A Crash Course in 529 Plans and Their Impact on Financial Aid
Are you worried about the rising cost of education? 529 plans can be powerful college savings tools when you understand how to take full advantage of them.
Start with the Basics
529 plans are tax-advantaged college savings plans sponsored by a state or state agency, and there are two types:
- Prepaid tuition plans. With this type of plan, tuition and fees for a specific school are paid in advance.
- Savings plans. These are tax-advantaged investment vehicles (the account grows tax deferred, like individual retirement accounts [IRAs]). Savings can be used at most accredited colleges and universities in the U.S. or abroad.
Make Your Plan Work for You
When timed appropriately, contributions and withdrawals can help maximize your 529 plan. With most plans:
- You can only contribute cash. This includes checks, money orders, and credit card payments. You can’t contribute stocks, bonds, or mutual funds without liquidating them first.
- Anyone can contribute. With a 529 plan set up, gift giving just became easier!
- There are investment options. You can choose how to invest your contributions from a variety of investment portfolios.
- You may be able to use funds for K–12 education. Be sure to check as not all states recognize these updated provisions for K–12 education.
- Research tax impacts. Withdrawals used to pay qualified education expenses are free from federal income tax and may also be exempt from state income tax.
The CliffsNotes on contributions. To qualify as a 529 plan under federal rules, a state program can’t accept contributions more than the anticipated cost of attendance for the most expensive schools in the country. Most states have contribution limits of $350,000 and up per beneficiary.
The type of plan determines the limits:
- Prepaid tuition plans. These limit total contributions.
- Savings plans. These limit the value of the account (contributions plus earnings).
- Minimum contribution requirements. Some plans have requirements, such as minimum opening deposits or yearly contribution amounts.
- State guidelines vary. Contributions made to one state’s 529 plan don't usually count toward the contribution limit in another state. Be sure to check the rules of each state’s plan.
Should you fund your plan in a lump sum or over time?
- Monthly investments may be an easy option. 529 plan earnings grow tax deferred and can be withdrawn tax free if used to pay for qualified expenses. The sooner you put money in, the sooner you can start to generate potential earnings.
- A lump sum may have unwanted gift tax consequences. With limited opportunities to change your investment portfolio, you could get locked into undesirable investments for a period of time.
Timing is everything! Although 529 plans are tax-advantaged accounts, potential federal tax impacts are something to keep in mind.
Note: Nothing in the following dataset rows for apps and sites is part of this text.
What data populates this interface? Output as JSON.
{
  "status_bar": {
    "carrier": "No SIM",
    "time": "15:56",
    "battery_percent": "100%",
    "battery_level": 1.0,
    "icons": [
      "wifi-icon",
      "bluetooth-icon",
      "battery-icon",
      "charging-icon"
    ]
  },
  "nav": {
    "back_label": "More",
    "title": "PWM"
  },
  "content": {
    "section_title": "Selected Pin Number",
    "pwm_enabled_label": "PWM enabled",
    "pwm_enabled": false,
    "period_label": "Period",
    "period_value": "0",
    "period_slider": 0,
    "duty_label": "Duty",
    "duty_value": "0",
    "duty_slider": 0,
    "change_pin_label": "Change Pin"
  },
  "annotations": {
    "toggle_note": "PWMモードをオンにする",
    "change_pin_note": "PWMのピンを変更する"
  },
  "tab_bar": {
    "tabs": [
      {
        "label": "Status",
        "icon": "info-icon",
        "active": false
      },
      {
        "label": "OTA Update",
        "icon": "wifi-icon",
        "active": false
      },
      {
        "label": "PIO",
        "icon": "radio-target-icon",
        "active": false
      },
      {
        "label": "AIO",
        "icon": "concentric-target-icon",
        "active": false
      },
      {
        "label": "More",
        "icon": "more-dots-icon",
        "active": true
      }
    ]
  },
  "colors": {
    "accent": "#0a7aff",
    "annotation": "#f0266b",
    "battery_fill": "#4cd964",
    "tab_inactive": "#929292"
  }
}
Under special rules unique to 529 plans, you can gift a lump sum of up to five times the annual gift tax exclusion—$75,000 for individual gifts or $150,000 for joint gifts—and avoid federal gift tax, provided you make an election on your tax return to spread the gift evenly over five years. (The federal gift tax exclusion is $15,000 for 2021.)
Withdrawals should also be coordinated with education tax credits—the American Opportunity Credit and Lifetime Learning Credit—because tuition expenses used to qualify for a credit can’t be the same tuition expenses paid with tax-free 529 funds.
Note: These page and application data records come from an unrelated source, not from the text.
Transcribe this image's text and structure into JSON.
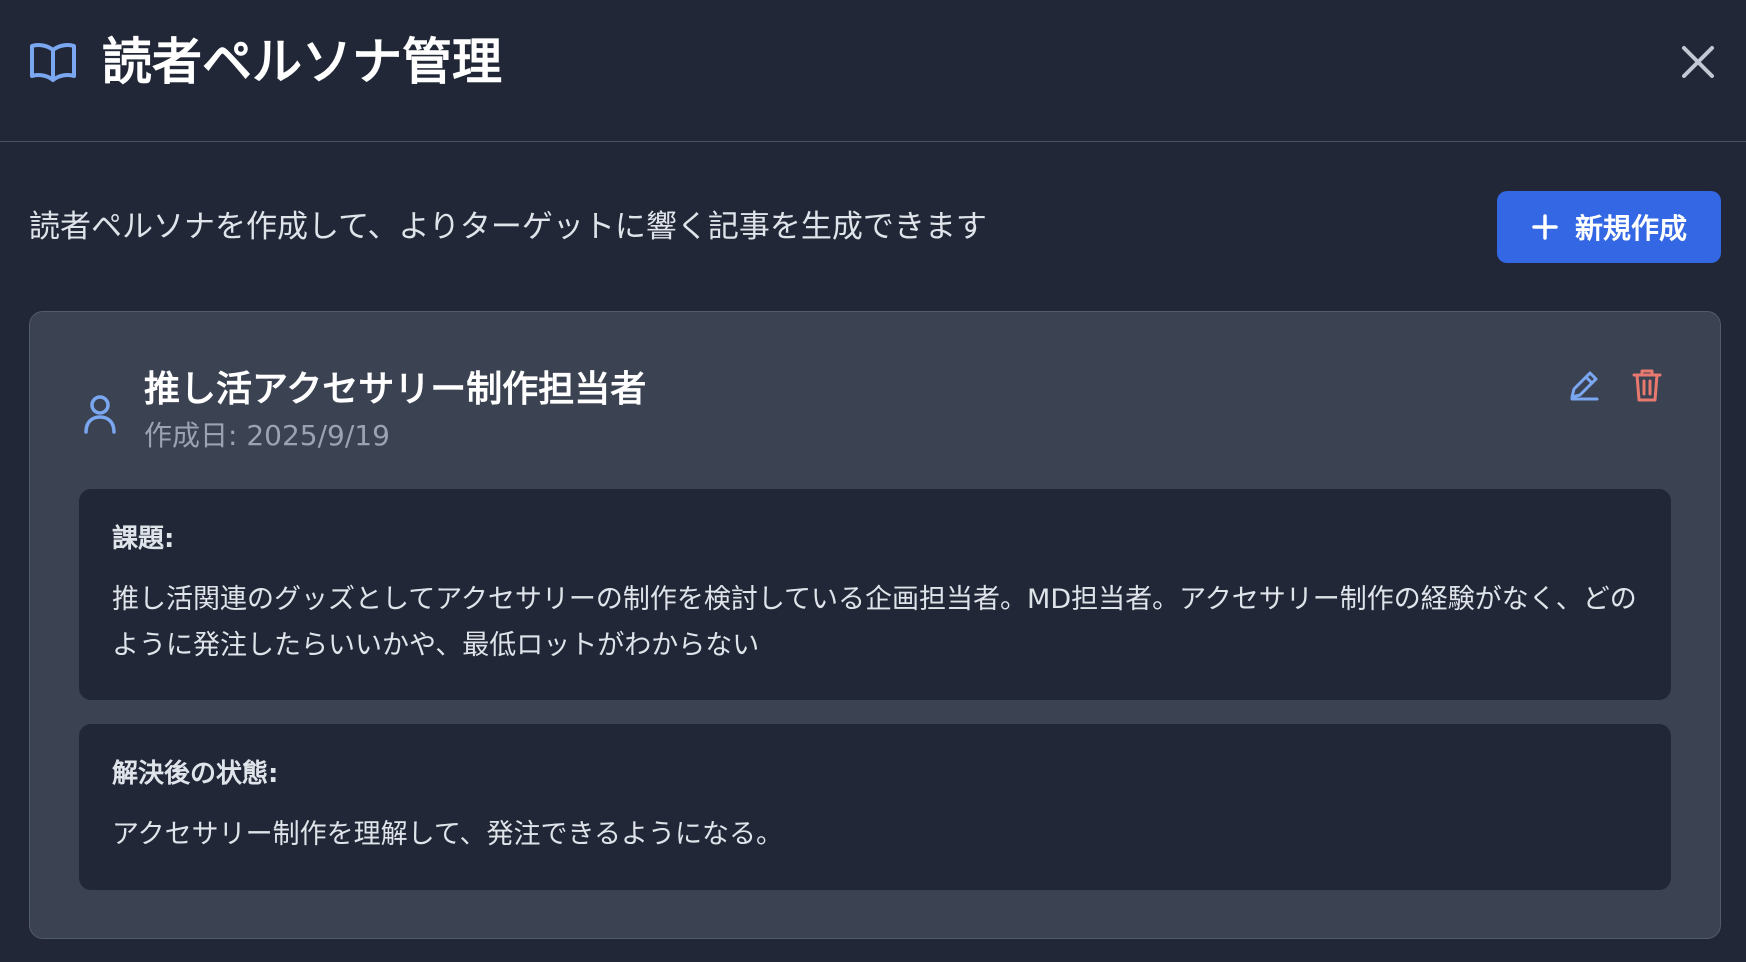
{
  "header": {
    "title": "読者ペルソナ管理",
    "title_icon": "book-open-icon",
    "close_icon": "close-icon"
  },
  "main": {
    "description": "読者ペルソナを作成して、よりターゲットに響く記事を生成できます",
    "new_button": {
      "label": "新規作成",
      "icon": "plus-icon"
    }
  },
  "persona": {
    "name": "推し活アクセサリー制作担当者",
    "created": "作成日: 2025/9/19",
    "icon": "user-icon",
    "edit_icon": "pencil-icon",
    "delete_icon": "trash-icon",
    "challenge": {
      "label": "課題:",
      "text": "推し活関連のグッズとしてアクセサリーの制作を検討している企画担当者。MD担当者。アクセサリー制作の経験がなく、どのように発注したらいいかや、最低ロットがわからない"
    },
    "outcome": {
      "label": "解決後の状態:",
      "text": "アクセサリー制作を理解して、発注できるようになる。"
    }
  },
  "colors": {
    "background": "#212736",
    "card": "#3b4252",
    "accent": "#3367e3",
    "icon_blue": "#7aa7f0",
    "delete_red": "#e8796f"
  }
}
What About Financial Aid?
During the financial aid process, income and assets are examined to determine how much the student should be expected to pay for school before receiving financial aid. To maximize the beneficiary’s future financial aid options, pay close attention to who is listed as the owner of your 529 plan.
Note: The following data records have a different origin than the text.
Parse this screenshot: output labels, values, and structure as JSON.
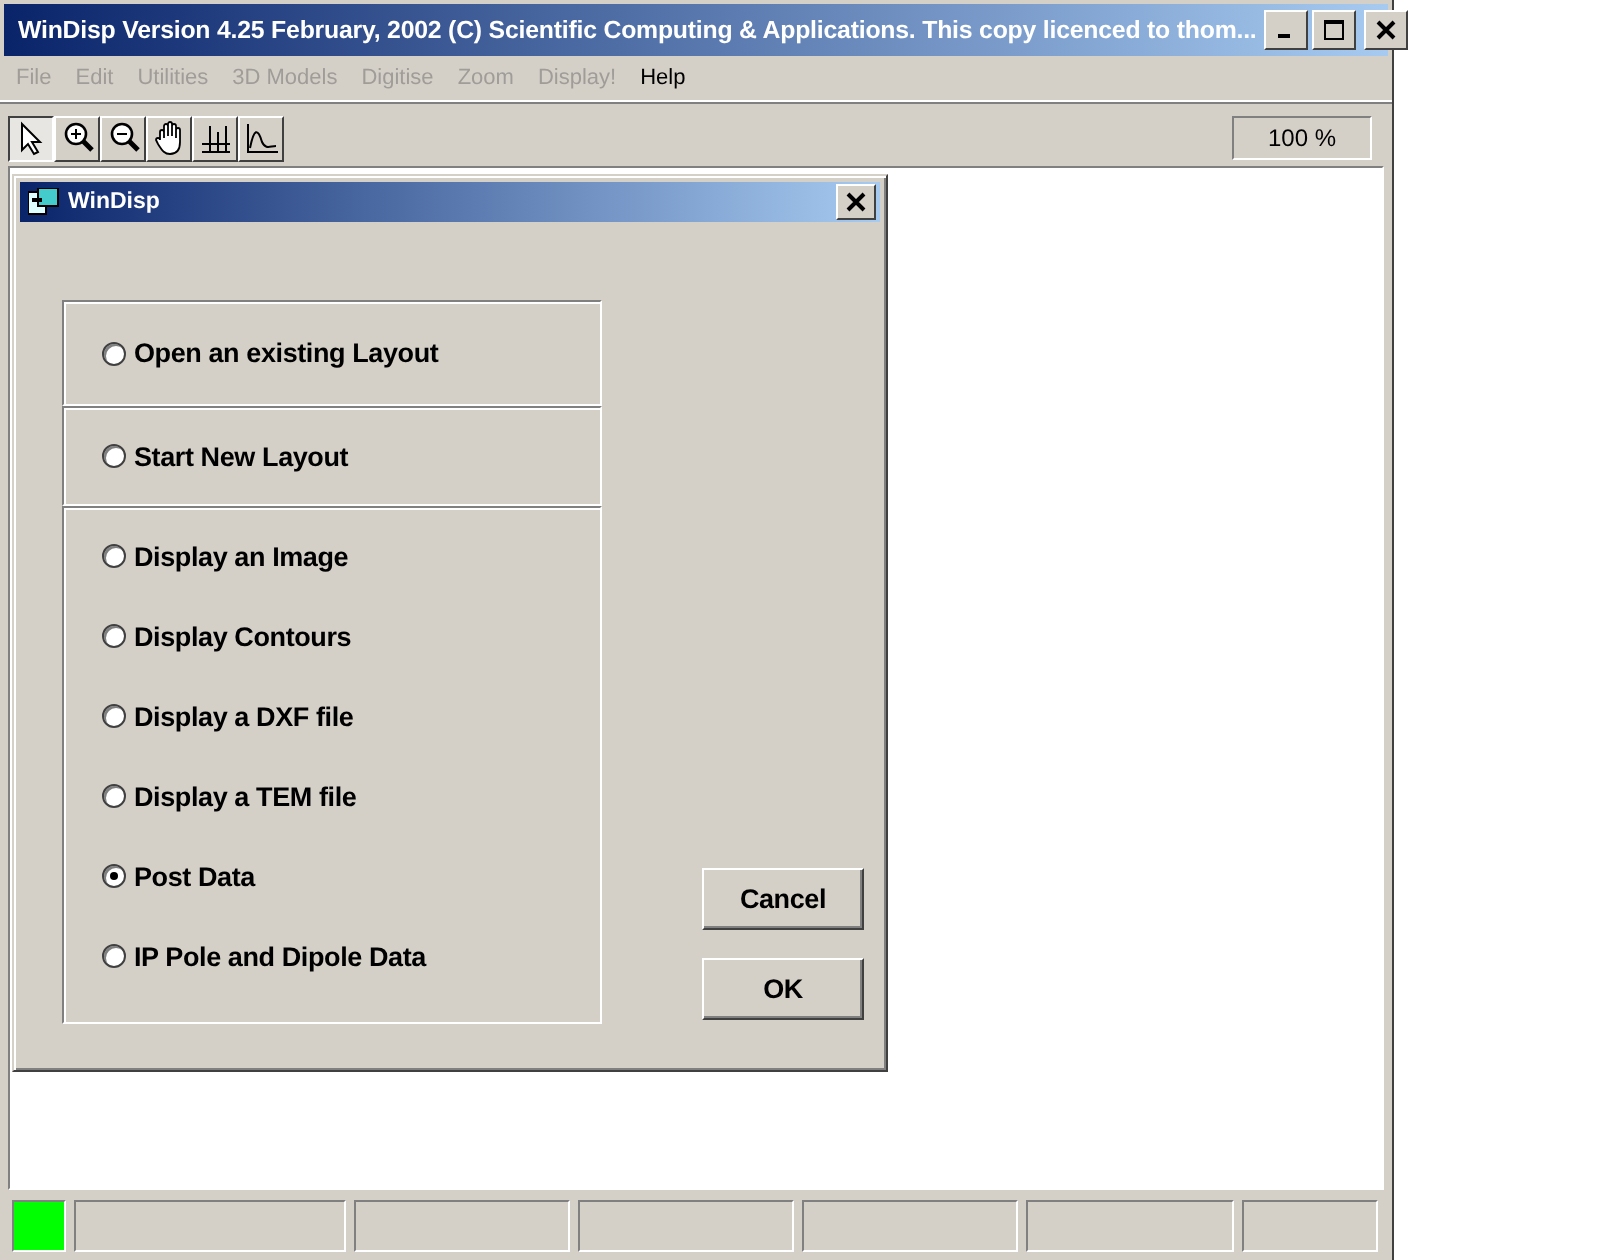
{
  "window": {
    "title": "WinDisp Version 4.25 February, 2002 (C) Scientific Computing & Applications. This copy licenced to thom..."
  },
  "menu": [
    {
      "label": "File",
      "disabled": true
    },
    {
      "label": "Edit",
      "disabled": true
    },
    {
      "label": "Utilities",
      "disabled": true
    },
    {
      "label": "3D Models",
      "disabled": true
    },
    {
      "label": "Digitise",
      "disabled": true
    },
    {
      "label": "Zoom",
      "disabled": true
    },
    {
      "label": "Display!",
      "disabled": true
    },
    {
      "label": "Help",
      "disabled": false
    }
  ],
  "toolbar": {
    "tools": [
      {
        "kind": "pointer",
        "selected": true
      },
      {
        "kind": "zoom-in",
        "selected": false
      },
      {
        "kind": "zoom-out",
        "selected": false
      },
      {
        "kind": "hand",
        "selected": false
      },
      {
        "kind": "grid",
        "selected": false
      },
      {
        "kind": "graph",
        "selected": false
      }
    ],
    "zoom": "100 %"
  },
  "dialog": {
    "title": "WinDisp",
    "groups": [
      [
        {
          "label": "Open an existing Layout",
          "selected": false
        }
      ],
      [
        {
          "label": "Start New Layout",
          "selected": false
        }
      ],
      [
        {
          "label": "Display an Image",
          "selected": false
        },
        {
          "label": "Display Contours",
          "selected": false
        },
        {
          "label": "Display a DXF file",
          "selected": false
        },
        {
          "label": "Display a TEM file",
          "selected": false
        },
        {
          "label": "Post Data",
          "selected": true
        },
        {
          "label": "IP Pole and Dipole Data",
          "selected": false
        }
      ]
    ],
    "buttons": [
      "Cancel",
      "OK"
    ]
  },
  "status_bar": {
    "indicator": {
      "color": "#00ff00"
    }
  }
}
How to handle 529 plans owned by parents. The value of any parent-owned 529 plan will be listed as an asset on the Free Application for Federal Student Aid (FAFSA). Colleges and the federal government typically treat 5.64 percent of parental assets as available to help pay college costs. By contrast, student assets are assessed at a rate of 20 percent.
Here are some additional things to keep in mind about parent assets:
- Will the plan be considered an asset? Parents are required to list a 529 plan as an asset only if they are the account owners of the plan.
- A note for students who are dependents. A 529 account owned by a dependent student—or by a custodian for the student—is reported on the FAFSA as a parental asset.
- Yearly income guidelines. If parental adjusted gross income is less than $50,000 and they meet a few other requirements under the simplified needs test, the federal government doesn’t count any of their assets.* In this case, the 529 account wouldn’t affect financial aid.
- Subsequent years may look different. For parent- and student-owned 529 plans, funds aren’t classified as parent or student income the following year when they’re used to pay for qualified education expenses.
What about grandparent-owned 529 accounts? If a grandparent is the account owner, the 529 plan doesn’t need to be listed as an asset on the FAFSA. Withdrawals from a grandparent-owned 529 account, however, are counted as student income—which is assessed at 50 percent—on the FAFSA the following year. This means financial aid eligibility could decrease by 50 percent in the year following the withdrawal. Grandparents may want to wait until their grandchild’s last two years of college to make a withdrawal if they are concerned about the potential impact on financial aid.
Preparation Is Key
You should review all your options to ensure that you’re financially prepared for education expenses. If you’d like to discuss 529 plans—or any other options—or if you have any questions about the information presented here, please contact me or my office.
* An applicant who qualifies for the simplified needs test may still be required to report assets on the FAFSA if they live in a state that requires asset information to determine eligibility for state grant programs. The asset information will be used only to determine eligibility for state grant programs. It won’t be used to determine eligibility for federal student aid. The states include Colorado, Georgia, Hawaii, Illinois, Minnesota, New Jersey, New Mexico, Ohio, Oklahoma, South Carolina, Vermont, Washington, Washington D.C., Wisconsin, and Wyoming.
This material has been provided for general informational purposes only and does not constitute either tax or legal advice. Although we go to great lengths to make sure our information is accurate and useful, we recommend you consult a tax preparer, professional tax advisor, or lawyer.
The fees, expenses, and features of 529 plans can vary from state to state. 529 plans involve investment risk, including the possible loss of funds. There is no guarantee that a college-funding goal will be met. To be federally tax free, earnings must be used to pay for qualified higher education expenses. The earnings portion of a nonqualified withdrawal will be subject to ordinary income tax at the recipient’s marginal rate and subject to a 10 percent penalty. By investing in a plan outside your state of residence, you may lose any state tax benefits. 529 plans are subject to enrollment, maintenance, and administration/management fees and expenses.